** Data provided follows **
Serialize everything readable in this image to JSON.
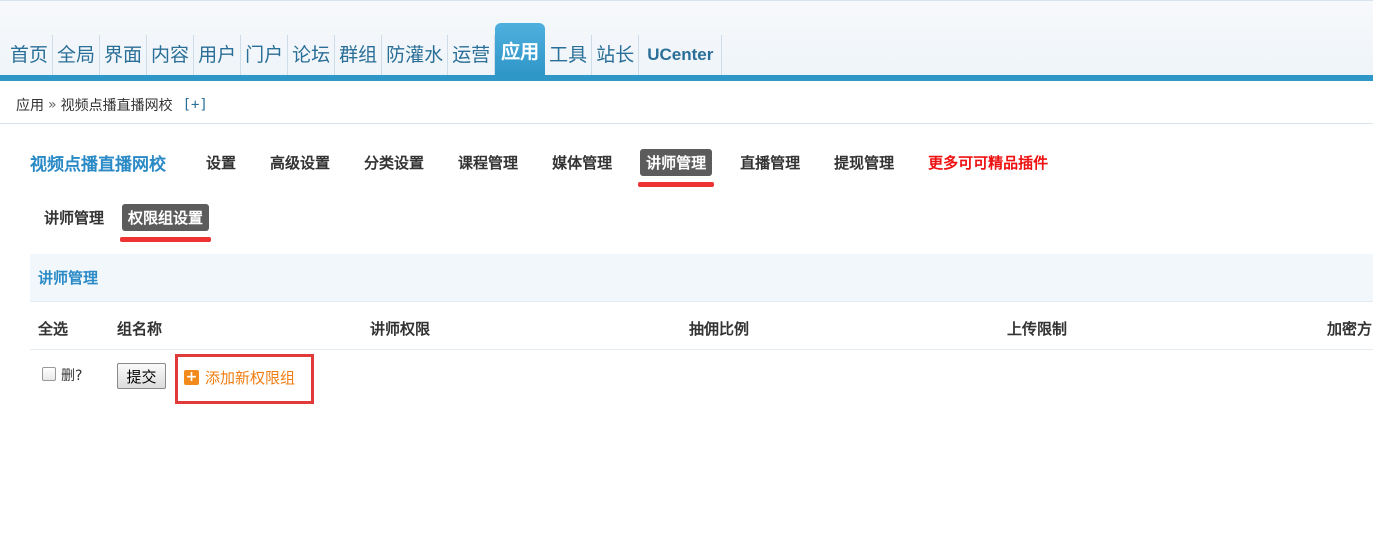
{
  "nav": {
    "items": [
      "首页",
      "全局",
      "界面",
      "内容",
      "用户",
      "门户",
      "论坛",
      "群组",
      "防灌水",
      "运营",
      "应用",
      "工具",
      "站长",
      "UCenter"
    ],
    "active_index": 10
  },
  "breadcrumb": {
    "root": "应用",
    "separator": "»",
    "current": "视频点播直播网校",
    "add": "[+]"
  },
  "plugin": {
    "title": "视频点播直播网校",
    "tabs": [
      "设置",
      "高级设置",
      "分类设置",
      "课程管理",
      "媒体管理",
      "讲师管理",
      "直播管理",
      "提现管理"
    ],
    "active_tab": "讲师管理",
    "more_link": "更多可可精品插件"
  },
  "subtabs": {
    "items": [
      "讲师管理",
      "权限组设置"
    ],
    "active": "权限组设置"
  },
  "section": {
    "title": "讲师管理"
  },
  "table": {
    "headers": [
      "全选",
      "组名称",
      "讲师权限",
      "抽佣比例",
      "上传限制",
      "加密方"
    ]
  },
  "actions": {
    "delete_label": "删?",
    "submit_label": "提交",
    "add_group_label": "添加新权限组",
    "add_icon": "plus-square-icon"
  },
  "colors": {
    "accent": "#2f96c8",
    "highlight_red": "#ee3333",
    "add_orange": "#f07d12"
  }
}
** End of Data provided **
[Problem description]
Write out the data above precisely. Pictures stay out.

[Response to the exercise]
Serialize everything readable in this image to JSON.
{
  "nav": {
    "items": [
      "首页",
      "全局",
      "界面",
      "内容",
      "用户",
      "门户",
      "论坛",
      "群组",
      "防灌水",
      "运营",
      "应用",
      "工具",
      "站长",
      "UCenter"
    ],
    "active_index": 10
  },
  "breadcrumb": {
    "root": "应用",
    "separator": "»",
    "current": "视频点播直播网校",
    "add": "[+]"
  },
  "plugin": {
    "title": "视频点播直播网校",
    "tabs": [
      "设置",
      "高级设置",
      "分类设置",
      "课程管理",
      "媒体管理",
      "讲师管理",
      "直播管理",
      "提现管理"
    ],
    "active_tab": "讲师管理",
    "more_link": "更多可可精品插件"
  },
  "subtabs": {
    "items": [
      "讲师管理",
      "权限组设置"
    ],
    "active": "权限组设置"
  },
  "section": {
    "title": "讲师管理"
  },
  "table": {
    "headers": [
      "全选",
      "组名称",
      "讲师权限",
      "抽佣比例",
      "上传限制",
      "加密方"
    ]
  },
  "actions": {
    "delete_label": "删?",
    "submit_label": "提交",
    "add_group_label": "添加新权限组",
    "add_icon": "plus-square-icon"
  },
  "colors": {
    "accent": "#2f96c8",
    "highlight_red": "#ee3333",
    "add_orange": "#f07d12"
  }
}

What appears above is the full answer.